Tom Forsyth said...

I think this is a case of personality. I have worked the last fifteen years with high distraction quotient. It started at 3Dlabs where I was doing Developer Relations as well as driver writing, and a new driver would take twenty mouse clicks and a three-minute reboot to test, so I got really good at doing devrel email on a different machine in the meantime - for the sake of efficiency.

Ever since, I've been really good at switching contexts. While answering emails, my coding brain is sorting through permutations. English and C seem to occupy completely different parts of my brain. I find it really helpful to think about something hard for a while, then let it soak in the background while doing English-typing crap. When I later worked for Intel - which has an endless stream of eye-rolling email - I found it pretty easy to adapt to.

But it's interesting seeing the other side of the coin. I've observed many amazing programmers (you know who I mean) have entire days nuked from orbit by a few stray emails. Not only do I not have that problem - I NEED the distraction to process ideas, or I go off half-cocked and waste my own time.

There's a huge variance in people - even amongst coders. It's fascinating watching peoples' brains at work.

cbloom said...

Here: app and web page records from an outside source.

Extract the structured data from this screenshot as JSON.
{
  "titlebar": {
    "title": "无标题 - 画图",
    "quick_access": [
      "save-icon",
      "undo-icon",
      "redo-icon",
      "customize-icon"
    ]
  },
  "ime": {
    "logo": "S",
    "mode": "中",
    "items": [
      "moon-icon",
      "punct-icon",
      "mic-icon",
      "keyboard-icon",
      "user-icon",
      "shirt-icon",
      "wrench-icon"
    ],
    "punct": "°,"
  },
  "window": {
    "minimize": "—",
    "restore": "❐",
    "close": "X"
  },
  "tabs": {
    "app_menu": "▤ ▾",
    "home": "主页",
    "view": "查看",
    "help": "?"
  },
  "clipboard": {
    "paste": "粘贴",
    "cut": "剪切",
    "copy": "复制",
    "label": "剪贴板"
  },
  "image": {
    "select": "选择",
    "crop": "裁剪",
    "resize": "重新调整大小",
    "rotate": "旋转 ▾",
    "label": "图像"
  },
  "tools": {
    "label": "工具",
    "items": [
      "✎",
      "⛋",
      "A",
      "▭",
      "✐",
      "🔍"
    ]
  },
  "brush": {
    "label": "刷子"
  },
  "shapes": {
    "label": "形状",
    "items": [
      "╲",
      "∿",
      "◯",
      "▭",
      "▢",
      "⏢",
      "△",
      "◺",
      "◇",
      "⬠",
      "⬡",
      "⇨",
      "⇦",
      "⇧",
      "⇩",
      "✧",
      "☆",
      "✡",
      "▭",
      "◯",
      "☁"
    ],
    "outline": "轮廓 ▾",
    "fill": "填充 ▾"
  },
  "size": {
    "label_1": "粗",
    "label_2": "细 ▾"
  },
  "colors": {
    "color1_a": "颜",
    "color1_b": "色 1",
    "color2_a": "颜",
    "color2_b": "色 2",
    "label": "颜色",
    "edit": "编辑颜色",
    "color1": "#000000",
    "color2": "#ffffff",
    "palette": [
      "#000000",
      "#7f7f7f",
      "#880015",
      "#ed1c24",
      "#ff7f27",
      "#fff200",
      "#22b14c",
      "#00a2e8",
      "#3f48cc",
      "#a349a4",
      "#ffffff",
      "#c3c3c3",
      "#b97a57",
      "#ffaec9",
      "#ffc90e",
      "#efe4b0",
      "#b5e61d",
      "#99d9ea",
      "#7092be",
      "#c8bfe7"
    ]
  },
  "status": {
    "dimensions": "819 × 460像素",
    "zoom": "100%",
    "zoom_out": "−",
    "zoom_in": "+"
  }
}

Yeah totally, it's very personal. I know quite a few great programmers who are severely hampered by distraction and I'd love to see them try my prescription; others are not so affected.

For me personally, it's not so much an issue of distraction as eliminating the choice of doing anything other than work. A lot of my work these days is not very fun, so if I give myself the option to go off on the internet and learn about matrix orthonormalization or whatever exciting thing I'd rather do, I'll do it.

I'm also finding recently that life works better for me if I give myself fewer choices. If I don't have decision points about "what should I be doing now" then I have more energy to put into the work decisions.

Lastly my prescription is also about my physical problems. Part of my goal is for physical purposes to spend an absolute minimum of time at the computer (particularly tired time, which is when serious harm can be done), and therefore to maximize the work done in that minimum of time.

Jim said...

Charles, for ergonomics, have you ever tried a split keyboard? I've had one for about a year, and my tennis elbow went away. I have the two halves separated about 10 inches, and tilted outwards 15 degrees. It lets your wrists be straight, with your arms straight out from your sides if you want.

Jim said...
This comment has been removed by the author.
cbloom said...

By "split" do you just mean a keyboard with a pivot in the middle? I have never found those too compelling. (I think the MS Natural has your hands coming in at a decent angle already)

I am interested in keyboards where the two halves are totally unconnected, so you can move them apart.

I think it would help a lot to get my arms coming straight out of my body, or even slightly externally rotated. Or probably ideally just move the position around a bit each day so it's never exactly the same.

Having the hands in from the elbows is part of what causes my scapula problems.

Jim said...

The two halves are unconnected, except for a cord between them. Kinesis Freestyle 2. It can be attached at the center-top with a pivot, but you can take it out for complete separation. The default model has just a 9" cord, I think, but they have a longer one, around 24".

cbloom said...

I read a review saying the action of the keys of the KF2 sucks, how do you find it? I see some other reviews warning about glitches.

There seem to be very few keyboards like that that are actually separable.

Jim said...

I'm fine with the action on it, and haven't had glitches. I'm using it on a linux box. I like the editing shortcut keys on the left. Makes it easy to mouse with right hand and move things around without ctrl combos. There's no number keypad at the right, maybe that's an option. The weird motion comes if you're highlighting a number with the mouse, go to enter a new number with your left hand, and find yourself reaching over to the right pod for the seven thru zero. Keys aren't squishy or clicky, they're somewhere in-between.

old rants